As President Barack Obama and the U.S. Congress head for a final showdown over long-stalled health-care reform legislation, pundits are struggling to explain an array of arcane congressional rules and protocols that may determine whether health-care reform passes or dies on the vine.
Many of these pundits are getting it wrong, suggests congressional expert Steven S. Smith, Ph.D., one of the nation’s leading scholars of Senate politics and policymaking and the Kate M. Gregg Distinguished Professor of Social Sciences at Washington University in St. Louis.
“Over the past quarter century, a parliamentary arms race between the parties has emerged in the U.S. Senate,” says Smith, a professor of political science in Arts & Sciences and director of the university’s Murray Weidenbaum Center on the Economy, Government, and Public Policy.

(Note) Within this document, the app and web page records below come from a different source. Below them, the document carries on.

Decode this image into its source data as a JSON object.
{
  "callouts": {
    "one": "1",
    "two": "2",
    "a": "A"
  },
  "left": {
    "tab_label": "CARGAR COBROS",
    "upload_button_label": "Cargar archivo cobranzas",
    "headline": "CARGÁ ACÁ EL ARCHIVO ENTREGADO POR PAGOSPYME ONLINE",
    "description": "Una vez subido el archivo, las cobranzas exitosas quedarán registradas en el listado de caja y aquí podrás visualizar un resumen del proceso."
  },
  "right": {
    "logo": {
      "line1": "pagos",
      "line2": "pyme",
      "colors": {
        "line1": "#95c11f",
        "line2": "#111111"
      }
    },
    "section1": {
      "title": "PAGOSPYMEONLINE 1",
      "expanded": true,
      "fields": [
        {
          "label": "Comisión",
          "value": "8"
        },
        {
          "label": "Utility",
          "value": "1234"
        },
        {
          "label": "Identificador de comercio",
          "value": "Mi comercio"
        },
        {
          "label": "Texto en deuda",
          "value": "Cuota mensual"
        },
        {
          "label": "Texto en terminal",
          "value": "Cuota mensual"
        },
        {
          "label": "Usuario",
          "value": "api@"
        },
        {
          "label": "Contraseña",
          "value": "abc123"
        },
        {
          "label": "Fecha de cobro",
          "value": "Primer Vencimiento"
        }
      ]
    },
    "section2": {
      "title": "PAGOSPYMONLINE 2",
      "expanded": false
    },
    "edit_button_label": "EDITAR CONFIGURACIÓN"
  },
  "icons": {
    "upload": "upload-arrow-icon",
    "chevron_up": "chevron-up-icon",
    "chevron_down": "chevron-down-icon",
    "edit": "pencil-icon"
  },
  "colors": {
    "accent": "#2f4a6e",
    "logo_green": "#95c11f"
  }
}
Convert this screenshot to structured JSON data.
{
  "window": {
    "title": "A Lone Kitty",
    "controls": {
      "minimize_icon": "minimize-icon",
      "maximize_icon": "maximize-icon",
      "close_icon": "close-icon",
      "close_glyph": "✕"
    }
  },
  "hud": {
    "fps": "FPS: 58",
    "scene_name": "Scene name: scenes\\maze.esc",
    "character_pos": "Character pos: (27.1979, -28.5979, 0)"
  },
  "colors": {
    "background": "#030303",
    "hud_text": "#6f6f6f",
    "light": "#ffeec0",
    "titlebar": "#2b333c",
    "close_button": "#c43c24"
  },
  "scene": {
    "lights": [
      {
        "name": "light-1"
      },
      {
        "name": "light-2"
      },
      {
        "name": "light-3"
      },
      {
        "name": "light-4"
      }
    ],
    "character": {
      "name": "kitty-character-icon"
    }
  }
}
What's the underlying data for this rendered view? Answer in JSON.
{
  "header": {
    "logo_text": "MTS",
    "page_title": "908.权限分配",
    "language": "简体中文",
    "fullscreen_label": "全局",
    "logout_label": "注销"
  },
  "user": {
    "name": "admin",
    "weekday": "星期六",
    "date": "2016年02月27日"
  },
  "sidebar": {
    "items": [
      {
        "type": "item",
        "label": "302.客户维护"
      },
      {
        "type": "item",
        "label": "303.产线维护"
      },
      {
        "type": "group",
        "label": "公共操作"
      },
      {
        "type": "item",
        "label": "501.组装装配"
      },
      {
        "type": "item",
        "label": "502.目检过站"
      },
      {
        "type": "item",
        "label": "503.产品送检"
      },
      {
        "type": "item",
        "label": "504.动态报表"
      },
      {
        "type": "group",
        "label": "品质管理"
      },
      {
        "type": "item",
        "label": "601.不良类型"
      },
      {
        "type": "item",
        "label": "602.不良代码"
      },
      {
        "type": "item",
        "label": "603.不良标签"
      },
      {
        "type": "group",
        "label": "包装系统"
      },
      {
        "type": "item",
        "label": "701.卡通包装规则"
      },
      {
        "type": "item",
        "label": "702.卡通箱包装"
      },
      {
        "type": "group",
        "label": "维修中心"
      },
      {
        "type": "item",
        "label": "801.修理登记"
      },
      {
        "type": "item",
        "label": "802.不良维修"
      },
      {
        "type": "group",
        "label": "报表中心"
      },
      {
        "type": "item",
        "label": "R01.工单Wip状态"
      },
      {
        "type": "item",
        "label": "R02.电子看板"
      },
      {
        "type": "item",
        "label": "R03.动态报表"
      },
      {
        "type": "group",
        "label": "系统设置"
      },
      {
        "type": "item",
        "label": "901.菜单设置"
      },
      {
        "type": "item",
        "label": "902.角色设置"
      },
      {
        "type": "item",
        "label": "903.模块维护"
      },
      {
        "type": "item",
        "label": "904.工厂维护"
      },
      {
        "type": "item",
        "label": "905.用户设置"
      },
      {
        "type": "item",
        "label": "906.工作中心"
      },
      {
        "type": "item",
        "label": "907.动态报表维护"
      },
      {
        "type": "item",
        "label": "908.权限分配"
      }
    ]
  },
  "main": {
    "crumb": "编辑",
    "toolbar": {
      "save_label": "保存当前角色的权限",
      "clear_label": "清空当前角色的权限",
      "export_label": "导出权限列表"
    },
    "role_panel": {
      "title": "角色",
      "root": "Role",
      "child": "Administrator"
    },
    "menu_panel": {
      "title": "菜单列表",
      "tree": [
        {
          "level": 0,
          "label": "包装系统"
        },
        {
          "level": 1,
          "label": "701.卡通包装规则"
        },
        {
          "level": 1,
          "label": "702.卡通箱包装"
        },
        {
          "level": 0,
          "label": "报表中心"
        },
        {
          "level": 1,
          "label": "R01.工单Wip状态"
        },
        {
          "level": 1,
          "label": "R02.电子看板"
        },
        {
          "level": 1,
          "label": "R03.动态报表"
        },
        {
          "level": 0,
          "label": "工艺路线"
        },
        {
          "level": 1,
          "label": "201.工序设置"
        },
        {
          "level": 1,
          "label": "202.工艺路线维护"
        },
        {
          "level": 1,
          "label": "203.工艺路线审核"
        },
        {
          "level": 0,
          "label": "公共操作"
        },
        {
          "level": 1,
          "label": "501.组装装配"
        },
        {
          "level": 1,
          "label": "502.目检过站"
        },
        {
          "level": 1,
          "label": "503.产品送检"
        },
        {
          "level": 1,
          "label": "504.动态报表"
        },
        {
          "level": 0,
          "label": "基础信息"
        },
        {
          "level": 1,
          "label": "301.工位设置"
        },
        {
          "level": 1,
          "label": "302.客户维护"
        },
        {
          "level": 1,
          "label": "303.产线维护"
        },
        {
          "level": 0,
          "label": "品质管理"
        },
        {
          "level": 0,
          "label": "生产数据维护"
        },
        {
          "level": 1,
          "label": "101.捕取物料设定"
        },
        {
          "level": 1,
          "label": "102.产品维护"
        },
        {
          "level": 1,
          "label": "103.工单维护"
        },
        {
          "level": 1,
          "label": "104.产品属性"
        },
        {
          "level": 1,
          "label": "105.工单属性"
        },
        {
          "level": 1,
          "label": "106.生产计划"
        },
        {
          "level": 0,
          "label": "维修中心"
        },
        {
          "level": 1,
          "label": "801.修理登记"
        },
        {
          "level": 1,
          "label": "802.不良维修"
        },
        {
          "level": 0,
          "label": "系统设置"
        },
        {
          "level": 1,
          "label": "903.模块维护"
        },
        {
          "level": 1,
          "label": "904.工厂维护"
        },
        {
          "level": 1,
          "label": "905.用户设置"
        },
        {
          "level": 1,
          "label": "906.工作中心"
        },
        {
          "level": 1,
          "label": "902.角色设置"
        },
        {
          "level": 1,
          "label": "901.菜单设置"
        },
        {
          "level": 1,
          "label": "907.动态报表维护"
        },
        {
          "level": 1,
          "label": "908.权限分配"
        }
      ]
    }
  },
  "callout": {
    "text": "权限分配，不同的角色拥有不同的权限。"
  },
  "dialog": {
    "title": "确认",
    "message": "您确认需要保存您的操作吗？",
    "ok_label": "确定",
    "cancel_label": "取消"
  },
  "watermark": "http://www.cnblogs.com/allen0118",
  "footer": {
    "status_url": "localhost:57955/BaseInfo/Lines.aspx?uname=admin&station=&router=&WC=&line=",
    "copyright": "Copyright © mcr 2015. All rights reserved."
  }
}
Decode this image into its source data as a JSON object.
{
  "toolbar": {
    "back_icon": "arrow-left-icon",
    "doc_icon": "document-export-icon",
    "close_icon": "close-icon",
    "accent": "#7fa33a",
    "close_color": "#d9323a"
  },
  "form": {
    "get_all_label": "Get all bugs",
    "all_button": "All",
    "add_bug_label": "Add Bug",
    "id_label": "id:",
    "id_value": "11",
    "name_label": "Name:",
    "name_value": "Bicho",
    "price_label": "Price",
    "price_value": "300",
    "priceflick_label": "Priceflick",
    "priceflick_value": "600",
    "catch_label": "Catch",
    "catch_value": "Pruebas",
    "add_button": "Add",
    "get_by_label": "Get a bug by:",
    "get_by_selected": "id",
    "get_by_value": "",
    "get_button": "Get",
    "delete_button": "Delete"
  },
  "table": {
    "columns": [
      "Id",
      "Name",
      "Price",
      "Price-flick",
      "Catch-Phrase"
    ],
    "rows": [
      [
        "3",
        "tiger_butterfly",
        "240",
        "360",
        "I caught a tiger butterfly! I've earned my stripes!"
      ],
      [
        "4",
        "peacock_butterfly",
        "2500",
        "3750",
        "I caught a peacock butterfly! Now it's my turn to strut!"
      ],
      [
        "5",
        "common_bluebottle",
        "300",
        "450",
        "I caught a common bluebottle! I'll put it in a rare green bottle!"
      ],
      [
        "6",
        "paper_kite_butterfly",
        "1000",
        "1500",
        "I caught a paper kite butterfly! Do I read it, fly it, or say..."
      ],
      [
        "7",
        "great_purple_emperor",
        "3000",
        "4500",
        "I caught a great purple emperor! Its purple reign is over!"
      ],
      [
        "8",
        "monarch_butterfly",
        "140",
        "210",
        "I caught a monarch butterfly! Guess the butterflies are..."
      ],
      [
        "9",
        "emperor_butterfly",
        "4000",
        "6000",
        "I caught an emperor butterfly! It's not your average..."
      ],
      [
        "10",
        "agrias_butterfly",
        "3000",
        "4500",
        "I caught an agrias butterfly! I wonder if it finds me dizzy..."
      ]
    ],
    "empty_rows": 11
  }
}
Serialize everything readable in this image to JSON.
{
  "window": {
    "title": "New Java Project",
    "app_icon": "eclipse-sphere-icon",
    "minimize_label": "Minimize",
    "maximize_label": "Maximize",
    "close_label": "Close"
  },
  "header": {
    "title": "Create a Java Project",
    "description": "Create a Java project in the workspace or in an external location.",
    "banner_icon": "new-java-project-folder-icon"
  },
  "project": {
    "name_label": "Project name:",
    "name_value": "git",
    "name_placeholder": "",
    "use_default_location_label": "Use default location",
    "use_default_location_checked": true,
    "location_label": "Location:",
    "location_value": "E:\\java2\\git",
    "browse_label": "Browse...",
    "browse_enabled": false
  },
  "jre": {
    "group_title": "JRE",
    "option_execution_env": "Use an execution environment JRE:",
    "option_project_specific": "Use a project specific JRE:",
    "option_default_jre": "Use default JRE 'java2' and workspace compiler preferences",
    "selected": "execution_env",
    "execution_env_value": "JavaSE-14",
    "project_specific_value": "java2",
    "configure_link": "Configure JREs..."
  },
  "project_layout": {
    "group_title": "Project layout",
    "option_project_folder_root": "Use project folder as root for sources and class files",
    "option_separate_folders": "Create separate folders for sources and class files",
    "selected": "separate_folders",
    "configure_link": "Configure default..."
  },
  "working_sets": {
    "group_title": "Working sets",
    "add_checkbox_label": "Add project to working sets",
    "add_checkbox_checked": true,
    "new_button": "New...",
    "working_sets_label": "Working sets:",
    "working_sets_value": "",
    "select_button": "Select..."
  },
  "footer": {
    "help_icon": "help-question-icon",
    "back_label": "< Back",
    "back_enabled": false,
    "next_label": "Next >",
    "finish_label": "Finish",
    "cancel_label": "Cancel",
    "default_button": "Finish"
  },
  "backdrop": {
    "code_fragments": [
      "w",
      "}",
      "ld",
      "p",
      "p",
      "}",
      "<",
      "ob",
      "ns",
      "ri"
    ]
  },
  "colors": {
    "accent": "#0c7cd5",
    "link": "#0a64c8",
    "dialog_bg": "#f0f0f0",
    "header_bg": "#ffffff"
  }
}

“These developments have caused considerable confusion among senators, the media and the public about the Senate’s recent history. Filibusters, reconciliation, holds, unorthodox post-passage mechanisms and other developments have spurred waves of commentary, much of it inaccurate and ahistorical,” Smith says.
Reconciliation, the tactic Democrats are expected to use in a last-ditch effort to pass health-care reform, is just one of the many controversial congressional procedural maneuvers explained in Smith’s essay on “Partisanship and Procedural Battles in the U.S. Senate, 1960-2010.”
While Republicans now portray potential use of the reconciliation process as a ruthless power grab, Smith notes that the tactic has been used very successfully by Republican leaders such as Bob Dole, Trent Lott and Bill Frist.
The reconciliation process, provided for in the Budget Act of 1974, allows legislators to impose limits on debate and amendment-making to avoid filibusters on legislation providing tax cuts.
Adopted in the midst of budget battles with the Nixon Administration, these new parliamentary restrictions on the use of filibusters and other stalling tactics have “turned Senate procedures on their head,” Smith writes.
Since then, reconciliation has been used by both parties for a wide variety of legislation, including by Democratic congressional majorities in 1987 for the creation of federal nursing home standards and by Republican majorities in 1997 for the Children’s Health Insurance Program.
The precedent for passing measures that reduce revenues as reconciliation bills was established in 1996, when a Republican majority rejected a point of order raised by Sen. Tom Daschle, then the minority leader, on a party-line vote, Smith says.
It’s also noteworthy, says Smith, that the Clinton White House considered using reconciliation for health care reform in the 103rd Congress (1993-1994), but the idea was dismissed as impractical. Tax bills taken up as reconciliation measures were vetoed by President Bill Clinton in 1999 and 2000.
Republicans once again resorted to the use of reconciliation in 2001 to avoid filibusters on one of their key legislative agenda items — large tax cuts proposed by the Bush Administration. With the Senate split 50-50 between the parties and the Republican vice president giving the Republicans official majority status, the Republicans authorized separate reconciliation bills for tax cuts in the budget resolution.
Republicans used the reconciliation process once again in 2003 to push through more tax legislation, Smith says.
While current news is focused on potential use of the reconciliation process to push through health-care reform, Smith contends that all of the ongoing parliamentary battles in Congress are spurred in some form by efforts to circumvent the Senate’s most distinctive rule, Rule XXII.
Also known as the cloture rule, Rule XXII is the key process that allows a large minority of senators to block votes on most legislative matters.
Consequently, Smith says, the most important developments in the modern procedural history of the Senate involve efforts to deploy, adapt, reform or circumvent the super-majority requirements for cloture under Rule XXII, which in the absence of unanimous consent, requires a super-majority of senators to support a cloture motion to impose limits on debates and amendments.
“The result of the arms race is a procedural environment that is more complex than the environment several decades ago,” Smith says. “It is an environment that requires strategists to be far more expert in parliamentary rules and precedents, encourages more gamesmanship by senators and their parties, and intensifies frustration with the Senate among both insiders and outsiders.”